# THE RECORDS

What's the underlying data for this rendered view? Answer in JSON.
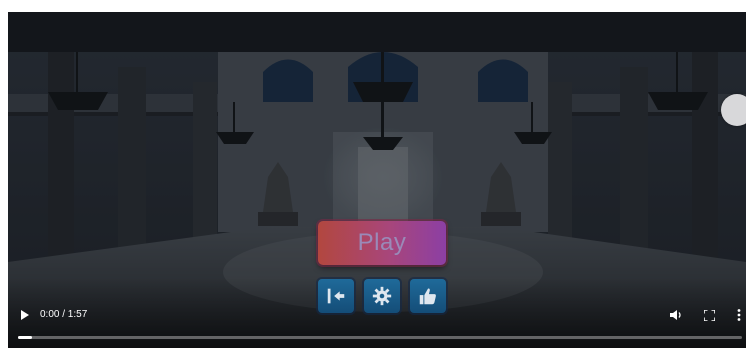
{
  "menu": {
    "play_label": "Play",
    "buttons": [
      {
        "icon": "exit-icon"
      },
      {
        "icon": "gear-icon"
      },
      {
        "icon": "thumbs-up-icon"
      }
    ]
  },
  "player": {
    "play_icon": "play-icon",
    "time_display": "0:00 / 1:57",
    "progress_fraction": 0.02,
    "volume_icon": "volume-icon",
    "fullscreen_icon": "fullscreen-icon",
    "more_icon": "more-vertical-icon"
  },
  "colors": {
    "play_gradient_start": "#b2473f",
    "play_gradient_end": "#8c3fa4",
    "play_text": "#9a8ab8",
    "icon_button_blue": "#1f6a9a"
  }
}
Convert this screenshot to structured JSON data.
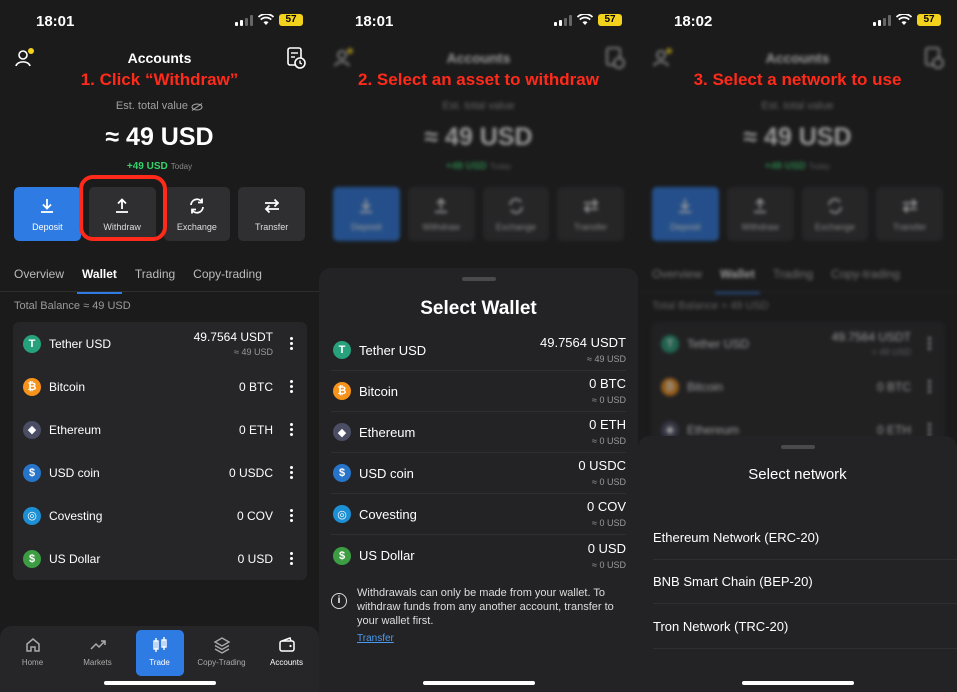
{
  "screens": [
    {
      "time": "18:01",
      "battery": "57",
      "header_title": "Accounts",
      "step_label": "1. Click “Withdraw”",
      "est_label": "Est. total value",
      "total_value": "≈ 49 USD",
      "change": "+49 USD",
      "change_period": "Today",
      "actions": [
        "Deposit",
        "Withdraw",
        "Exchange",
        "Transfer"
      ],
      "tabs": [
        "Overview",
        "Wallet",
        "Trading",
        "Copy-trading"
      ],
      "total_balance": "Total Balance ≈ 49 USD",
      "wallet": [
        {
          "name": "Tether USD",
          "amount": "49.7564 USDT",
          "sub": "≈ 49 USD",
          "icon": "T"
        },
        {
          "name": "Bitcoin",
          "amount": "0 BTC",
          "sub": "",
          "icon": "₿"
        },
        {
          "name": "Ethereum",
          "amount": "0 ETH",
          "sub": "",
          "icon": "◆"
        },
        {
          "name": "USD coin",
          "amount": "0 USDC",
          "sub": "",
          "icon": "$"
        },
        {
          "name": "Covesting",
          "amount": "0 COV",
          "sub": "",
          "icon": "◎"
        },
        {
          "name": "US Dollar",
          "amount": "0 USD",
          "sub": "",
          "icon": "$"
        }
      ],
      "nav": [
        "Home",
        "Markets",
        "Trade",
        "Copy-Trading",
        "Accounts"
      ]
    },
    {
      "time": "18:01",
      "battery": "57",
      "header_title": "Accounts",
      "step_label": "2. Select an asset to withdraw",
      "est_label": "Est. total value",
      "total_value": "≈ 49 USD",
      "change": "+49 USD",
      "change_period": "Today",
      "actions": [
        "Deposit",
        "Withdraw",
        "Exchange",
        "Transfer"
      ],
      "sheet_title": "Select Wallet",
      "wallet": [
        {
          "name": "Tether USD",
          "amount": "49.7564 USDT",
          "sub": "≈ 49 USD"
        },
        {
          "name": "Bitcoin",
          "amount": "0 BTC",
          "sub": "≈ 0 USD"
        },
        {
          "name": "Ethereum",
          "amount": "0 ETH",
          "sub": "≈ 0 USD"
        },
        {
          "name": "USD coin",
          "amount": "0 USDC",
          "sub": "≈ 0 USD"
        },
        {
          "name": "Covesting",
          "amount": "0 COV",
          "sub": "≈ 0 USD"
        },
        {
          "name": "US Dollar",
          "amount": "0 USD",
          "sub": "≈ 0 USD"
        }
      ],
      "info_text": "Withdrawals can only be made from your wallet. To withdraw funds from any another account, transfer to your wallet first.",
      "info_link": "Transfer"
    },
    {
      "time": "18:02",
      "battery": "57",
      "header_title": "Accounts",
      "step_label": "3. Select a network to use",
      "est_label": "Est. total value",
      "total_value": "≈ 49 USD",
      "change": "+49 USD",
      "change_period": "Today",
      "actions": [
        "Deposit",
        "Withdraw",
        "Exchange",
        "Transfer"
      ],
      "tabs": [
        "Overview",
        "Wallet",
        "Trading",
        "Copy-trading"
      ],
      "total_balance": "Total Balance ≈ 49 USD",
      "wallet": [
        {
          "name": "Tether USD",
          "amount": "49.7564 USDT",
          "sub": "≈ 49 USD"
        },
        {
          "name": "Bitcoin",
          "amount": "0 BTC",
          "sub": ""
        },
        {
          "name": "Ethereum",
          "amount": "0 ETH",
          "sub": ""
        }
      ],
      "sheet_title": "Select network",
      "networks": [
        "Ethereum Network (ERC-20)",
        "BNB Smart Chain (BEP-20)",
        "Tron Network (TRC-20)"
      ]
    }
  ],
  "colors": {
    "accent": "#2e7be4",
    "annotation": "#ff2a1a",
    "positive": "#36d36b",
    "battery": "#f2d21c"
  }
}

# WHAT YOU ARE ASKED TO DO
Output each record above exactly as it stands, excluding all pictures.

# ANSWER SPACE
What's the underlying data for this rendered view? Answer in JSON.
{
  "menu": {
    "play_label": "Play",
    "buttons": [
      {
        "icon": "exit-icon"
      },
      {
        "icon": "gear-icon"
      },
      {
        "icon": "thumbs-up-icon"
      }
    ]
  },
  "player": {
    "play_icon": "play-icon",
    "time_display": "0:00 / 1:57",
    "progress_fraction": 0.02,
    "volume_icon": "volume-icon",
    "fullscreen_icon": "fullscreen-icon",
    "more_icon": "more-vertical-icon"
  },
  "colors": {
    "play_gradient_start": "#b2473f",
    "play_gradient_end": "#8c3fa4",
    "play_text": "#9a8ab8",
    "icon_button_blue": "#1f6a9a"
  }
}
Convert this screenshot to structured JSON data.
{
  "screens": [
    {
      "time": "18:01",
      "battery": "57",
      "header_title": "Accounts",
      "step_label": "1. Click “Withdraw”",
      "est_label": "Est. total value",
      "total_value": "≈ 49 USD",
      "change": "+49 USD",
      "change_period": "Today",
      "actions": [
        "Deposit",
        "Withdraw",
        "Exchange",
        "Transfer"
      ],
      "tabs": [
        "Overview",
        "Wallet",
        "Trading",
        "Copy-trading"
      ],
      "total_balance": "Total Balance ≈ 49 USD",
      "wallet": [
        {
          "name": "Tether USD",
          "amount": "49.7564 USDT",
          "sub": "≈ 49 USD",
          "icon": "T"
        },
        {
          "name": "Bitcoin",
          "amount": "0 BTC",
          "sub": "",
          "icon": "₿"
        },
        {
          "name": "Ethereum",
          "amount": "0 ETH",
          "sub": "",
          "icon": "◆"
        },
        {
          "name": "USD coin",
          "amount": "0 USDC",
          "sub": "",
          "icon": "$"
        },
        {
          "name": "Covesting",
          "amount": "0 COV",
          "sub": "",
          "icon": "◎"
        },
        {
          "name": "US Dollar",
          "amount": "0 USD",
          "sub": "",
          "icon": "$"
        }
      ],
      "nav": [
        "Home",
        "Markets",
        "Trade",
        "Copy-Trading",
        "Accounts"
      ]
    },
    {
      "time": "18:01",
      "battery": "57",
      "header_title": "Accounts",
      "step_label": "2. Select an asset to withdraw",
      "est_label": "Est. total value",
      "total_value": "≈ 49 USD",
      "change": "+49 USD",
      "change_period": "Today",
      "actions": [
        "Deposit",
        "Withdraw",
        "Exchange",
        "Transfer"
      ],
      "sheet_title": "Select Wallet",
      "wallet": [
        {
          "name": "Tether USD",
          "amount": "49.7564 USDT",
          "sub": "≈ 49 USD"
        },
        {
          "name": "Bitcoin",
          "amount": "0 BTC",
          "sub": "≈ 0 USD"
        },
        {
          "name": "Ethereum",
          "amount": "0 ETH",
          "sub": "≈ 0 USD"
        },
        {
          "name": "USD coin",
          "amount": "0 USDC",
          "sub": "≈ 0 USD"
        },
        {
          "name": "Covesting",
          "amount": "0 COV",
          "sub": "≈ 0 USD"
        },
        {
          "name": "US Dollar",
          "amount": "0 USD",
          "sub": "≈ 0 USD"
        }
      ],
      "info_text": "Withdrawals can only be made from your wallet. To withdraw funds from any another account, transfer to your wallet first.",
      "info_link": "Transfer"
    },
    {
      "time": "18:02",
      "battery": "57",
      "header_title": "Accounts",
      "step_label": "3. Select a network to use",
      "est_label": "Est. total value",
      "total_value": "≈ 49 USD",
      "change": "+49 USD",
      "change_period": "Today",
      "actions": [
        "Deposit",
        "Withdraw",
        "Exchange",
        "Transfer"
      ],
      "tabs": [
        "Overview",
        "Wallet",
        "Trading",
        "Copy-trading"
      ],
      "total_balance": "Total Balance ≈ 49 USD",
      "wallet": [
        {
          "name": "Tether USD",
          "amount": "49.7564 USDT",
          "sub": "≈ 49 USD"
        },
        {
          "name": "Bitcoin",
          "amount": "0 BTC",
          "sub": ""
        },
        {
          "name": "Ethereum",
          "amount": "0 ETH",
          "sub": ""
        }
      ],
      "sheet_title": "Select network",
      "networks": [
        "Ethereum Network (ERC-20)",
        "BNB Smart Chain (BEP-20)",
        "Tron Network (TRC-20)"
      ]
    }
  ],
  "colors": {
    "accent": "#2e7be4",
    "annotation": "#ff2a1a",
    "positive": "#36d36b",
    "battery": "#f2d21c"
  }
}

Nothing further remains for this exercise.